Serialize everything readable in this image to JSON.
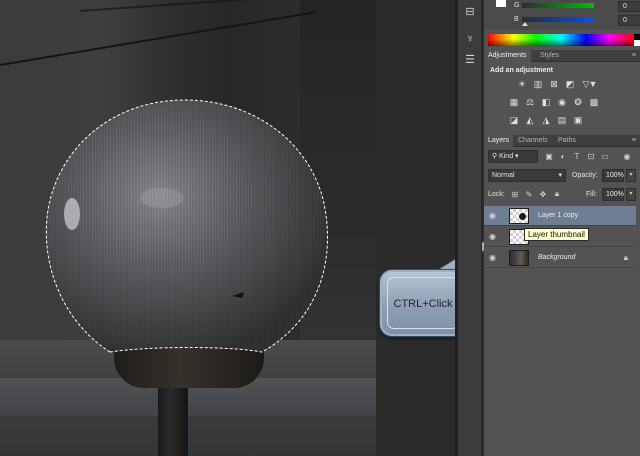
{
  "color_panel": {
    "channels": [
      {
        "name": "G",
        "value": "0",
        "color": "#00a000"
      },
      {
        "name": "B",
        "value": "0",
        "color": "#0050ff"
      }
    ]
  },
  "adjustments": {
    "tabs": [
      {
        "label": "Adjustments",
        "active": true
      },
      {
        "label": "Styles",
        "active": false
      }
    ],
    "heading": "Add an adjustment",
    "row1_icons": [
      "brightness-contrast-icon",
      "levels-icon",
      "curves-icon",
      "exposure-icon",
      "vibrance-icon",
      "triangle-icon"
    ],
    "row2_icons": [
      "hue-saturation-icon",
      "color-balance-icon",
      "black-white-icon",
      "photo-filter-icon",
      "channel-mixer-icon",
      "color-lookup-icon"
    ],
    "row3_icons": [
      "invert-icon",
      "posterize-icon",
      "threshold-icon",
      "gradient-map-icon",
      "selective-color-icon"
    ]
  },
  "layers_panel": {
    "tabs": [
      {
        "label": "Layers",
        "active": true
      },
      {
        "label": "Channels",
        "active": false
      },
      {
        "label": "Paths",
        "active": false
      }
    ],
    "filter_kind": "Kind",
    "blend_mode": "Normal",
    "opacity_label": "Opacity:",
    "opacity_value": "100%",
    "lock_label": "Lock:",
    "fill_label": "Fill:",
    "fill_value": "100%",
    "layers": [
      {
        "name": "Layer 1 copy",
        "selected": true,
        "italic": false
      },
      {
        "name": "",
        "selected": false,
        "italic": false
      },
      {
        "name": "Background",
        "selected": false,
        "italic": true
      }
    ]
  },
  "tooltip": "Layer thumbnail",
  "callout": "CTRL+Click"
}
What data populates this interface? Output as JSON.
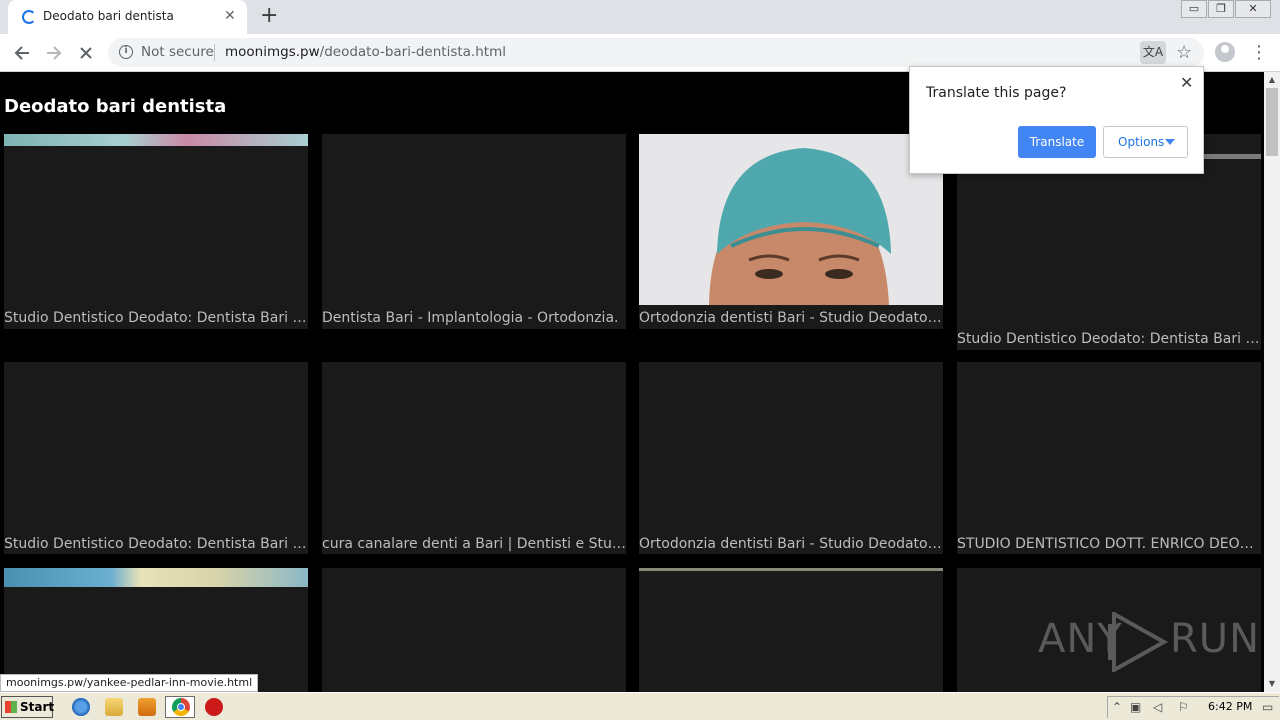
{
  "browser": {
    "tab_title": "Deodato bari dentista",
    "tab_close": "✕",
    "new_tab": "+",
    "security_label": "Not secure",
    "url_host": "moonimgs.pw",
    "url_path": "/deodato-bari-dentista.html",
    "window_buttons": [
      "▭",
      "❐",
      "✕"
    ]
  },
  "page": {
    "title": "Deodato bari dentista",
    "cards": [
      {
        "caption": "Studio Dentistico Deodato: Dentista Bari | E..."
      },
      {
        "caption": "Dentista Bari - Implantologia - Ortodonzia."
      },
      {
        "caption": "Ortodonzia dentisti Bari - Studio Deodato B..."
      },
      {
        "caption": "Studio Dentistico Deodato: Dentista Bari | E..."
      },
      {
        "caption": "Studio Dentistico Deodato: Dentista Bari | E..."
      },
      {
        "caption": "cura canalare denti a Bari | Dentisti e Studi ..."
      },
      {
        "caption": "Ortodonzia dentisti Bari - Studio Deodato B..."
      },
      {
        "caption": "STUDIO DENTISTICO DOTT. ENRICO DEOD..."
      }
    ]
  },
  "translate_bubble": {
    "question": "Translate this page?",
    "translate_label": "Translate",
    "options_label": "Options",
    "close": "✕"
  },
  "status_url": "moonimgs.pw/yankee-pedlar-inn-movie.html",
  "watermark": {
    "left": "ANY",
    "right": "RUN"
  },
  "taskbar": {
    "start_label": "Start",
    "clock": "6:42 PM"
  },
  "colors": {
    "accent": "#4285f4",
    "page_bg": "#000000",
    "card_bg": "#1a1a1a",
    "caption": "#bdbdbd"
  }
}
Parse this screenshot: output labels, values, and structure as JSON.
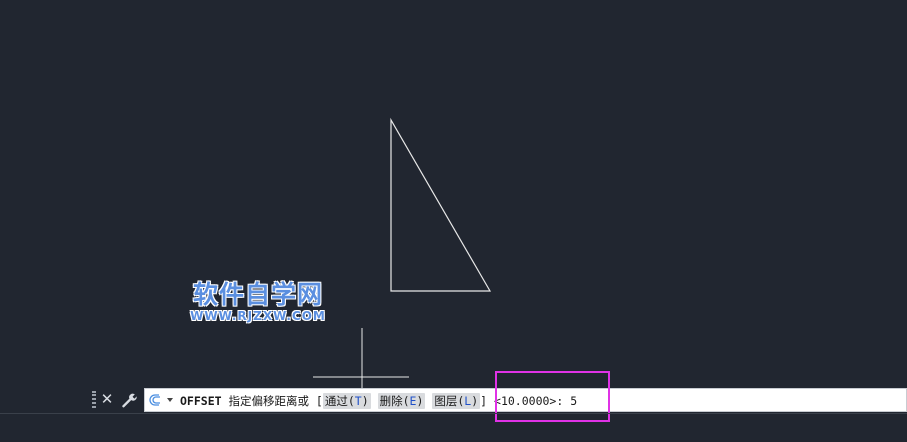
{
  "watermark": {
    "chinese_text": "软件自学网",
    "url_text": "WWW.RJZXW.COM"
  },
  "command_line": {
    "command": "OFFSET",
    "prompt": "指定偏移距离或 [",
    "options": [
      {
        "label": "通过(",
        "key": "T",
        "suffix": ")"
      },
      {
        "label": "删除(",
        "key": "E",
        "suffix": ")"
      },
      {
        "label": "图层(",
        "key": "L",
        "suffix": ")"
      }
    ],
    "prompt_close": "]",
    "default_value": "<10.0000>:",
    "input_value": "5"
  },
  "colors": {
    "canvas_background": "#212630",
    "drawing_lines": "#ffffff",
    "highlight_box": "#e032e6",
    "option_key": "#2050c8"
  },
  "icons": {
    "close": "close-icon",
    "customize": "wrench-icon",
    "command_history": "offset-command-icon"
  }
}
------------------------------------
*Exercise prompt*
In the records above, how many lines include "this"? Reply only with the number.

*Solution below*
4